Restate the following entries exactly, including every line.

(Recorded data)
+ + + +
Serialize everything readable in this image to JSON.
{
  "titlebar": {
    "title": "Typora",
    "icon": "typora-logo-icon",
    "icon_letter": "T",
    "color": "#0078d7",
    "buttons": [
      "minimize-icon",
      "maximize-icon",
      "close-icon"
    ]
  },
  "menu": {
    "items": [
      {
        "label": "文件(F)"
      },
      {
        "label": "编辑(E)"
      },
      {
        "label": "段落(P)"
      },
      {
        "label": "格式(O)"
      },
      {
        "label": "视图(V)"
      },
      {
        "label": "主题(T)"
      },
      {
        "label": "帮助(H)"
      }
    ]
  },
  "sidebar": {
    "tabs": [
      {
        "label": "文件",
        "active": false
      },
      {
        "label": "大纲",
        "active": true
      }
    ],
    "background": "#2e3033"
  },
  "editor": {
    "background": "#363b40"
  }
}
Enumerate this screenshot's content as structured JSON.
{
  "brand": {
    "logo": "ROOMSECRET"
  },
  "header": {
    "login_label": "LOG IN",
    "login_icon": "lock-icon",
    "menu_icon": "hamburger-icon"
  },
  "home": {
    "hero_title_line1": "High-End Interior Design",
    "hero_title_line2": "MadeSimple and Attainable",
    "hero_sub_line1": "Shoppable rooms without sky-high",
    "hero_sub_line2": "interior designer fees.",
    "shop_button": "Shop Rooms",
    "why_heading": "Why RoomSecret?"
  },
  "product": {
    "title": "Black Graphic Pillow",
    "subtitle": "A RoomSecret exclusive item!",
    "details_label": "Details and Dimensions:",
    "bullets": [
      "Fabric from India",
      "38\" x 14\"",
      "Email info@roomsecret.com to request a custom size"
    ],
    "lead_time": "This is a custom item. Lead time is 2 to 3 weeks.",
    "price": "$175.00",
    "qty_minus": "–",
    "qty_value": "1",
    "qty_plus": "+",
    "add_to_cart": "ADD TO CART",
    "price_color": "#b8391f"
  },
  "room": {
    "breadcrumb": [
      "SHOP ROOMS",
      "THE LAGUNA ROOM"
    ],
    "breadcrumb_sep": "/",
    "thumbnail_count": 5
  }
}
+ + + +
**Exercise response**
Serialize everything readable in this image to JSON.
{
  "titlebar": {
    "title": "Typora",
    "icon": "typora-logo-icon",
    "icon_letter": "T",
    "color": "#0078d7",
    "buttons": [
      "minimize-icon",
      "maximize-icon",
      "close-icon"
    ]
  },
  "menu": {
    "items": [
      {
        "label": "文件(F)"
      },
      {
        "label": "编辑(E)"
      },
      {
        "label": "段落(P)"
      },
      {
        "label": "格式(O)"
      },
      {
        "label": "视图(V)"
      },
      {
        "label": "主题(T)"
      },
      {
        "label": "帮助(H)"
      }
    ]
  },
  "sidebar": {
    "tabs": [
      {
        "label": "文件",
        "active": false
      },
      {
        "label": "大纲",
        "active": true
      }
    ],
    "background": "#2e3033"
  },
  "editor": {
    "background": "#363b40"
  }
}
Enumerate this screenshot's content as structured JSON.
{
  "brand": {
    "logo": "ROOMSECRET"
  },
  "header": {
    "login_label": "LOG IN",
    "login_icon": "lock-icon",
    "menu_icon": "hamburger-icon"
  },
  "home": {
    "hero_title_line1": "High-End Interior Design",
    "hero_title_line2": "MadeSimple and Attainable",
    "hero_sub_line1": "Shoppable rooms without sky-high",
    "hero_sub_line2": "interior designer fees.",
    "shop_button": "Shop Rooms",
    "why_heading": "Why RoomSecret?"
  },
  "product": {
    "title": "Black Graphic Pillow",
    "subtitle": "A RoomSecret exclusive item!",
    "details_label": "Details and Dimensions:",
    "bullets": [
      "Fabric from India",
      "38\" x 14\"",
      "Email info@roomsecret.com to request a custom size"
    ],
    "lead_time": "This is a custom item. Lead time is 2 to 3 weeks.",
    "price": "$175.00",
    "qty_minus": "–",
    "qty_value": "1",
    "qty_plus": "+",
    "add_to_cart": "ADD TO CART",
    "price_color": "#b8391f"
  },
  "room": {
    "breadcrumb": [
      "SHOP ROOMS",
      "THE LAGUNA ROOM"
    ],
    "breadcrumb_sep": "/",
    "thumbnail_count": 5
  }
}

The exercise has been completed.